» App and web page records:
%%

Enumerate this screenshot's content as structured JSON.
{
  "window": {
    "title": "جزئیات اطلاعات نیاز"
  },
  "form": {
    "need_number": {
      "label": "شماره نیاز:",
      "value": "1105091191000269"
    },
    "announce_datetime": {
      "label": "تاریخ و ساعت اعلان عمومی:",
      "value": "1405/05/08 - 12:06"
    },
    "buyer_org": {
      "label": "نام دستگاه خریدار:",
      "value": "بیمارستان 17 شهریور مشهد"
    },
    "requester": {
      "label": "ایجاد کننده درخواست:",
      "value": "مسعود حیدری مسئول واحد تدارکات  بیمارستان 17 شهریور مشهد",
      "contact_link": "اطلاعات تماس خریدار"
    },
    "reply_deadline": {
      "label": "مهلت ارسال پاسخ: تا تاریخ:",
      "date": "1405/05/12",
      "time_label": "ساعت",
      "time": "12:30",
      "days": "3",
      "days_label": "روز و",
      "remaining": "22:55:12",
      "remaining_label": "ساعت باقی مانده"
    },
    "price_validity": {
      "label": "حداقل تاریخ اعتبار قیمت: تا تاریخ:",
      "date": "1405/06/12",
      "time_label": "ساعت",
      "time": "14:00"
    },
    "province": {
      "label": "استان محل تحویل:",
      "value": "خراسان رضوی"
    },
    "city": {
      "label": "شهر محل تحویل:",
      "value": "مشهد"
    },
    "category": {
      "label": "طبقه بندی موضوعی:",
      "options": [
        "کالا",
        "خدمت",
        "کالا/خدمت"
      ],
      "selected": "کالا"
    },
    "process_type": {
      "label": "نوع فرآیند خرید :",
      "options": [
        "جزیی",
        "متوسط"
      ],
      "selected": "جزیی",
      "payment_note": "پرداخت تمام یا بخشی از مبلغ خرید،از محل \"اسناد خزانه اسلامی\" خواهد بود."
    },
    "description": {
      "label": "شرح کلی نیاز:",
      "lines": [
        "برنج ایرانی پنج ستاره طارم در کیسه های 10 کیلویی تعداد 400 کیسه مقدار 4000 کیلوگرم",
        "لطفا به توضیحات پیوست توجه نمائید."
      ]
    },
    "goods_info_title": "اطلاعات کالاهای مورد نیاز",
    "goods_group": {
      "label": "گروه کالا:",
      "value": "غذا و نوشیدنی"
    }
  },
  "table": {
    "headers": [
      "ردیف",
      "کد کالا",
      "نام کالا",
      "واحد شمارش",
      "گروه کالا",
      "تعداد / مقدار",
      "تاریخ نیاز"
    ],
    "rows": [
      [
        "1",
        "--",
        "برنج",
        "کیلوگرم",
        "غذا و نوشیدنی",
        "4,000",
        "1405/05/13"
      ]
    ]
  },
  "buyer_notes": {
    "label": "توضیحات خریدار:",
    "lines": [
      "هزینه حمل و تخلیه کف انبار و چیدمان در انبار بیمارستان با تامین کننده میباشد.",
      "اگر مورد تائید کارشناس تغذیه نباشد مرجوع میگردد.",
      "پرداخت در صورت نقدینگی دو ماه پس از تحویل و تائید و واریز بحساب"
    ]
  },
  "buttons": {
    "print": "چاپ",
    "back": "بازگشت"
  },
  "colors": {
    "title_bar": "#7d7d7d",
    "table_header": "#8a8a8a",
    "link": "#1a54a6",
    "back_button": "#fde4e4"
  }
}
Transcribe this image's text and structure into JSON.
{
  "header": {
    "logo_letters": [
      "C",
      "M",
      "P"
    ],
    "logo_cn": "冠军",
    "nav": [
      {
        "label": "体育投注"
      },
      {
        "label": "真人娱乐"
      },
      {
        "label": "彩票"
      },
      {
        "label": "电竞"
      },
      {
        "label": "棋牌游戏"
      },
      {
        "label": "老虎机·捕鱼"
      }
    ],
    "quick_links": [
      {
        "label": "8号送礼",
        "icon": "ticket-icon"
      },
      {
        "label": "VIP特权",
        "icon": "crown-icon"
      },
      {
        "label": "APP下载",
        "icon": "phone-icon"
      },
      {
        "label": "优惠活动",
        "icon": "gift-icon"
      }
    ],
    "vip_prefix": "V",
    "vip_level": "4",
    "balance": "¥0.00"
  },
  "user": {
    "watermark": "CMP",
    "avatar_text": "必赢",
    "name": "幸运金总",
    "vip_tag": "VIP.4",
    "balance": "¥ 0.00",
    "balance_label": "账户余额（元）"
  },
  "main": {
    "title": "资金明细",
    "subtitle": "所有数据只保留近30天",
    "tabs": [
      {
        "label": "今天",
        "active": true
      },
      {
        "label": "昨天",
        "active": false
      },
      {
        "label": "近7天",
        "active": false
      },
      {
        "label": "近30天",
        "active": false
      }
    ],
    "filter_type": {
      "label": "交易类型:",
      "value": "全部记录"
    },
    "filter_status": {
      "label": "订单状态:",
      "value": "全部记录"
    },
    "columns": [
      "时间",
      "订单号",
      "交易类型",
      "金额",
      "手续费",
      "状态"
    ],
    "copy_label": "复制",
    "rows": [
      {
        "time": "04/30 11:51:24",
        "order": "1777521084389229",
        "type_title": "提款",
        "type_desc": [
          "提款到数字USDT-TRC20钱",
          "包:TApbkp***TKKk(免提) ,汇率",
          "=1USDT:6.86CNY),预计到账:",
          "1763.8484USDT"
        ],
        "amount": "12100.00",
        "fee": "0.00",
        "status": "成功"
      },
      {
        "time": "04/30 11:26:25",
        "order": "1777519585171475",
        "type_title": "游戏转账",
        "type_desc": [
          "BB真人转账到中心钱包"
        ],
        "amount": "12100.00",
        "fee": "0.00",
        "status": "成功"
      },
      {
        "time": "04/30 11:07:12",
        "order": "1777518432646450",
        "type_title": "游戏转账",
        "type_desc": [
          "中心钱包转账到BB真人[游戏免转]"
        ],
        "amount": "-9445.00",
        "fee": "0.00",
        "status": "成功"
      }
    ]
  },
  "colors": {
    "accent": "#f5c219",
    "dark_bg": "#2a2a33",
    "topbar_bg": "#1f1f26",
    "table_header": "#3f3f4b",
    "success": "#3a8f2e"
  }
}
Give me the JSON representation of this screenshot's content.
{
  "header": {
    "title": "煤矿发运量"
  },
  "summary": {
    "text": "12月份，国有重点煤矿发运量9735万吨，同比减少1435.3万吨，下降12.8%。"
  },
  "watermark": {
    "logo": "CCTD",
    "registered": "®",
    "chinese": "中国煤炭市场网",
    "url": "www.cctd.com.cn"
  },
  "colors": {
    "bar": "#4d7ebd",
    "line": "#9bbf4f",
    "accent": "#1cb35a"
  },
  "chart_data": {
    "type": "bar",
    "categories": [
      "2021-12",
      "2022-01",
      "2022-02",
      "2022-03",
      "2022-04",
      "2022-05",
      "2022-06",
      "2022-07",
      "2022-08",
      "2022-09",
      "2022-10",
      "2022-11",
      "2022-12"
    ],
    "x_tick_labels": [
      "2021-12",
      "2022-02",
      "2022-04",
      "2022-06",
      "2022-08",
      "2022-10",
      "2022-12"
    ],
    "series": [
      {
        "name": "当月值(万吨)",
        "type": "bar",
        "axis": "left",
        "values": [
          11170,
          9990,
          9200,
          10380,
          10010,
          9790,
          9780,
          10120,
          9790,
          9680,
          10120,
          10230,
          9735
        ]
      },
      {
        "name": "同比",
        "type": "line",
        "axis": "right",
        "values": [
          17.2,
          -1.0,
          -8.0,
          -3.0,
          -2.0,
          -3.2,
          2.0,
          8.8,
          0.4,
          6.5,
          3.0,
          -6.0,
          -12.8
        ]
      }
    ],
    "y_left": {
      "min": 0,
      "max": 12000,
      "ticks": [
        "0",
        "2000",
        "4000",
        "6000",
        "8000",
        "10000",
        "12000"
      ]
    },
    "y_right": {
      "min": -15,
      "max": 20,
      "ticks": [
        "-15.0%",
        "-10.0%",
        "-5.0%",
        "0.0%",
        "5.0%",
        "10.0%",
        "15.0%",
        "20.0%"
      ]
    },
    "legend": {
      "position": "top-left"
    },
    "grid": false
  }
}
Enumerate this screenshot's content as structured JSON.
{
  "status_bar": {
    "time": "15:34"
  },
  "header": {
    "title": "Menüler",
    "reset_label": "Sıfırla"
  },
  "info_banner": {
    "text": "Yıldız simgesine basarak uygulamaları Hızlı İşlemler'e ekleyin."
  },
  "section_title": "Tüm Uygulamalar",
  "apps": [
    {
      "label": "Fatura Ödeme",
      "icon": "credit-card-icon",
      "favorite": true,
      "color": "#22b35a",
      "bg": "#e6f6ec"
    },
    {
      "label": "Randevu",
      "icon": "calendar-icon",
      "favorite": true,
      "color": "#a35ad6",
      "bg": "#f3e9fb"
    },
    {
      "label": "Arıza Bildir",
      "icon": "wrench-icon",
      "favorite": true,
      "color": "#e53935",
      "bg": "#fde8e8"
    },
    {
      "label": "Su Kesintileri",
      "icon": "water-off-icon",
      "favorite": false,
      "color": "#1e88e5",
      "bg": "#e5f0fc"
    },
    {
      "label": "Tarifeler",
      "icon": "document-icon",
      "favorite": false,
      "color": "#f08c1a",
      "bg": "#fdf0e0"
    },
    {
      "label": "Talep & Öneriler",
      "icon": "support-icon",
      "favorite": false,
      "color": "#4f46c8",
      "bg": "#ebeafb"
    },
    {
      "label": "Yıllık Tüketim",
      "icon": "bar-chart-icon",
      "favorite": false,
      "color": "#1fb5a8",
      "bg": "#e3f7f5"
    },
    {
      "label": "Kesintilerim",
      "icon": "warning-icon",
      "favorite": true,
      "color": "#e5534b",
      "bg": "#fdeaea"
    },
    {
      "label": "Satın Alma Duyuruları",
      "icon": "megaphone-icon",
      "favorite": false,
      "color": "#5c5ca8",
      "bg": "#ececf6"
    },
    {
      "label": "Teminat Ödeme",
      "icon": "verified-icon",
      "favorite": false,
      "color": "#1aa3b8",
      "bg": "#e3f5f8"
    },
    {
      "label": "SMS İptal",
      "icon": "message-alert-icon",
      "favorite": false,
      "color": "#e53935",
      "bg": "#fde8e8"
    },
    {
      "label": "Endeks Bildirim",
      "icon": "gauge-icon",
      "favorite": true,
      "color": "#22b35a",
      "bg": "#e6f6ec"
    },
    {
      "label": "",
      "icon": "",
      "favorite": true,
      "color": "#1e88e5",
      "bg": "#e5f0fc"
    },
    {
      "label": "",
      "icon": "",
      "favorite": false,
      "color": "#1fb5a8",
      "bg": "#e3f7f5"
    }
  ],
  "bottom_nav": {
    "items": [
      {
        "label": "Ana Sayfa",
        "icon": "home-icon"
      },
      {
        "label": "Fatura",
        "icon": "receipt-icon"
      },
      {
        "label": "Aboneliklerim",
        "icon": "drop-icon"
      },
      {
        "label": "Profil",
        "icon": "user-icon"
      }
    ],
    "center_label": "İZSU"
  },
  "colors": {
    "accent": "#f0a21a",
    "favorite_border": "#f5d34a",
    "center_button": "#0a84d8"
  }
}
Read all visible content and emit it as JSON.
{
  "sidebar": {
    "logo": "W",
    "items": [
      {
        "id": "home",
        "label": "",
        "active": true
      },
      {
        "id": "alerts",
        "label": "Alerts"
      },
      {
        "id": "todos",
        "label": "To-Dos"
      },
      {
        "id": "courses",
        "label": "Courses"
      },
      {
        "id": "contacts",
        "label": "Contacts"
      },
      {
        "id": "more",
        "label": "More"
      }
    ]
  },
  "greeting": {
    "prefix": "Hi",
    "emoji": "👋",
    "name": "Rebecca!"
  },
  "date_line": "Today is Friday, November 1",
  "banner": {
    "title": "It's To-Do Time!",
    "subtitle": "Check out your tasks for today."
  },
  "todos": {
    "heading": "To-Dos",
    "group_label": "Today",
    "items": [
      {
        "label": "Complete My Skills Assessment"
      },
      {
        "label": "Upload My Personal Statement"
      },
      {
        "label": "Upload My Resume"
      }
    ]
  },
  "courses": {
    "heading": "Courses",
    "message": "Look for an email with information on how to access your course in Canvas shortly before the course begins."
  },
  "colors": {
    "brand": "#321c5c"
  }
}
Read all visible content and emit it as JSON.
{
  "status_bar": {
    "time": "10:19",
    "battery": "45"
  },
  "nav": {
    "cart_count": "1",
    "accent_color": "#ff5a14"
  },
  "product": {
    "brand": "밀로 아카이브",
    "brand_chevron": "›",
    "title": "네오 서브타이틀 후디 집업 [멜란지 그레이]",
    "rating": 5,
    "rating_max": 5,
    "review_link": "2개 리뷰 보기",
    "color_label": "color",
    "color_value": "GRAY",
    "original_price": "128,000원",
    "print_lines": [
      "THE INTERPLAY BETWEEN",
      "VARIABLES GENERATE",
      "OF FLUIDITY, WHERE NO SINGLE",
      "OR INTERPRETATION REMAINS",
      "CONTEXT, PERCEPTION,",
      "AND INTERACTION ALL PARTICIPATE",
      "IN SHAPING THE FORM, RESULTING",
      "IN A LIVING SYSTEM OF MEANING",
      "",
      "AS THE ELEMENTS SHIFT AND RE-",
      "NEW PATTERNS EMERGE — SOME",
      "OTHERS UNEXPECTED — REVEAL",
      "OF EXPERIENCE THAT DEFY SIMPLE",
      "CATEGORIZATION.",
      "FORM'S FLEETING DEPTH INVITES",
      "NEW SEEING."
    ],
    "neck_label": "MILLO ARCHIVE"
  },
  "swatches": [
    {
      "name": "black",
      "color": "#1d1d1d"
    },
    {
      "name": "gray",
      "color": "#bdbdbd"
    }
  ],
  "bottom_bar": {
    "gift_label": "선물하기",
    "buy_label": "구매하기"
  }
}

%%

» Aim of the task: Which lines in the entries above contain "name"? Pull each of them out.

» The completed task:
    "name": "幸运金总",
        "name": "当月值(万吨)",
        "name": "同比",
    "name": "Rebecca!"
      "name": "black",
      "name": "gray",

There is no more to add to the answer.